No one is doubting that Hartley owned the violin but whether or not it was the one used aboard Titanic. Aldridge rebuts the charge by pointing out they conducted many tests on the violin (such as chemical), and uncovered a telegram from Maria Robinson to Nova Scotia officials thanking for the violin. Such tests would, I would assume, be available to the museums, exhibitions, and private collectors wanting to make sure the violin is genuine.

So what about the inventory? Well there are two plausible explanations. One is that no violin was found which would cast doubt on the violin in question.
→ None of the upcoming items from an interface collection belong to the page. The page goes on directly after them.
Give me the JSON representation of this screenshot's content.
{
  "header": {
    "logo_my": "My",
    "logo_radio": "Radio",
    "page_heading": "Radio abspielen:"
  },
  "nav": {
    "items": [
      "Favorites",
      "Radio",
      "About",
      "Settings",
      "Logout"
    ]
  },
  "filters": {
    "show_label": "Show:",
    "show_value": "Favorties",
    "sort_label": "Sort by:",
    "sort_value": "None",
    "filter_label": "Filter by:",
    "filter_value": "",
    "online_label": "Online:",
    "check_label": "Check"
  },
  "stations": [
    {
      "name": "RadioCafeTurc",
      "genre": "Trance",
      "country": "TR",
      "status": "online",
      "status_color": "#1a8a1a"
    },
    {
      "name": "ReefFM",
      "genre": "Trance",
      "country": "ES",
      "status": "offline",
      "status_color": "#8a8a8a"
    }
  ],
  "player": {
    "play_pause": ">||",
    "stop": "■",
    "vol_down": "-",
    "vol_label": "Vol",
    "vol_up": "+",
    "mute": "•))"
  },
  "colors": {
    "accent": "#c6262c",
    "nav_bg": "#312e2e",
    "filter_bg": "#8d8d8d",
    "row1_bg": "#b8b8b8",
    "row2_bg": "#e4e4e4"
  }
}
The second is that Nova Scotia officials altered the records so that no one would raise any question about a violin being handed over to Miss Robinson. The family likely knew (since she was engaged and purchased the violin for him) and did give her his other personal possessions. In truth, we will never know but the telegram certainly indicates the Nova Scotia officials gave her the violin.

Certainly though raising questions is a good thing to keep things honest in this whole process. While I can see some small operator trying to con a buyer, I doubt Aldridge would do this. The risks are too high with the entire world looking at it under a microscope.

Sources:
1. Authenticity Row Erupts After Violin Played Moments Before The Titanic Sank Is ‘Discovered’ (18 Mar 2013, The Independent)

2. Notes Of Discord Over Soundness Of ‘Titanic Violin’ (19 Mar 2013, Belfast Telegraph)